■ **Exercise materials**:

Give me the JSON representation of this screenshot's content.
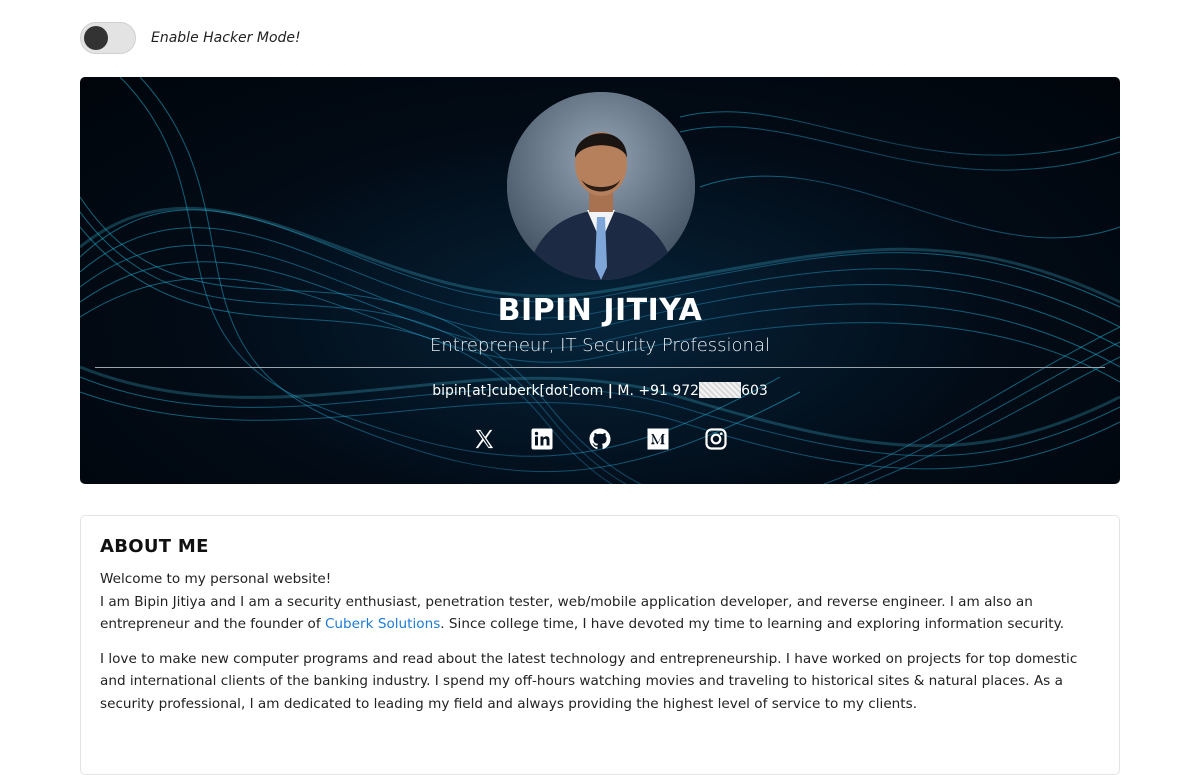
{
  "toggle": {
    "label": "Enable Hacker Mode!",
    "state": "off"
  },
  "profile": {
    "name": "BIPIN JITIYA",
    "subtitle": "Entrepreneur, IT Security Professional",
    "contact_email": "bipin[at]cuberk[dot]com",
    "contact_separator": "|",
    "contact_phone_prefix": "M. +91 972",
    "contact_phone_suffix": "603"
  },
  "socials": [
    {
      "name": "x",
      "icon": "x-icon"
    },
    {
      "name": "linkedin",
      "icon": "linkedin-icon"
    },
    {
      "name": "github",
      "icon": "github-icon"
    },
    {
      "name": "medium",
      "icon": "medium-icon"
    },
    {
      "name": "instagram",
      "icon": "instagram-icon"
    }
  ],
  "about": {
    "heading": "ABOUT ME",
    "intro": "Welcome to my personal website!",
    "p1_before_link": "I am Bipin Jitiya and I am a security enthusiast, penetration tester, web/mobile application developer, and reverse engineer. I am also an entrepreneur and the founder of ",
    "p1_link": "Cuberk Solutions",
    "p1_after_link": ". Since college time, I have devoted my time to learning and exploring information security.",
    "p2": "I love to make new computer programs and read about the latest technology and entrepreneurship. I have worked on projects for top domestic and international clients of the banking industry. I spend my off-hours watching movies and traveling to historical sites & natural places. As a security professional, I am dedicated to leading my field and always providing the highest level of service to my clients."
  },
  "colors": {
    "hero_bg": "#020b16",
    "wave": "#1ab3d6",
    "link": "#1d7bd6"
  }
}
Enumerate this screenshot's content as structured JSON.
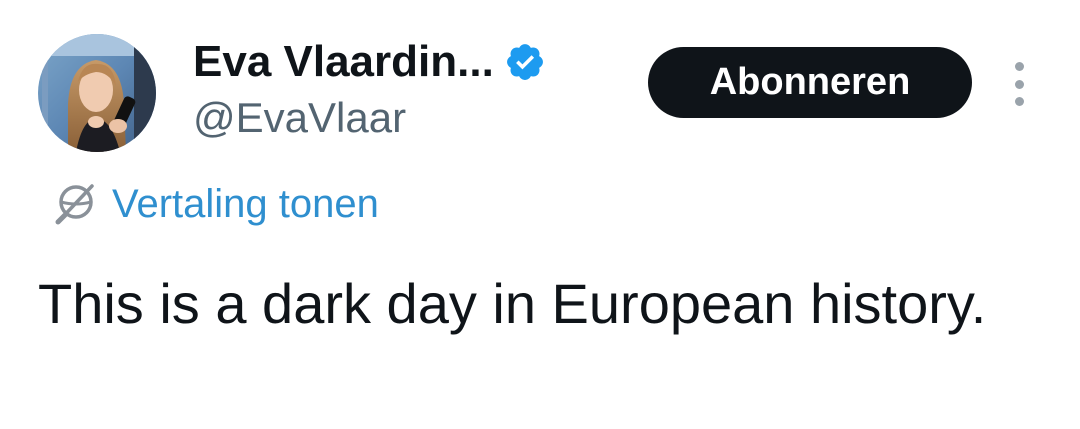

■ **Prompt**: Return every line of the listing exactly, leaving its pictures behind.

■ **Solution**:
Give me the JSON representation of this screenshot's content.
{
  "toggle": {
    "label": "Enable Hacker Mode!",
    "state": "off"
  },
  "profile": {
    "name": "BIPIN JITIYA",
    "subtitle": "Entrepreneur, IT Security Professional",
    "contact_email": "bipin[at]cuberk[dot]com",
    "contact_separator": "|",
    "contact_phone_prefix": "M. +91 972",
    "contact_phone_suffix": "603"
  },
  "socials": [
    {
      "name": "x",
      "icon": "x-icon"
    },
    {
      "name": "linkedin",
      "icon": "linkedin-icon"
    },
    {
      "name": "github",
      "icon": "github-icon"
    },
    {
      "name": "medium",
      "icon": "medium-icon"
    },
    {
      "name": "instagram",
      "icon": "instagram-icon"
    }
  ],
  "about": {
    "heading": "ABOUT ME",
    "intro": "Welcome to my personal website!",
    "p1_before_link": "I am Bipin Jitiya and I am a security enthusiast, penetration tester, web/mobile application developer, and reverse engineer. I am also an entrepreneur and the founder of ",
    "p1_link": "Cuberk Solutions",
    "p1_after_link": ". Since college time, I have devoted my time to learning and exploring information security.",
    "p2": "I love to make new computer programs and read about the latest technology and entrepreneurship. I have worked on projects for top domestic and international clients of the banking industry. I spend my off-hours watching movies and traveling to historical sites & natural places. As a security professional, I am dedicated to leading my field and always providing the highest level of service to my clients."
  },
  "colors": {
    "hero_bg": "#020b16",
    "wave": "#1ab3d6",
    "link": "#1d7bd6"
  }
}
Enumerate this screenshot's content as structured JSON.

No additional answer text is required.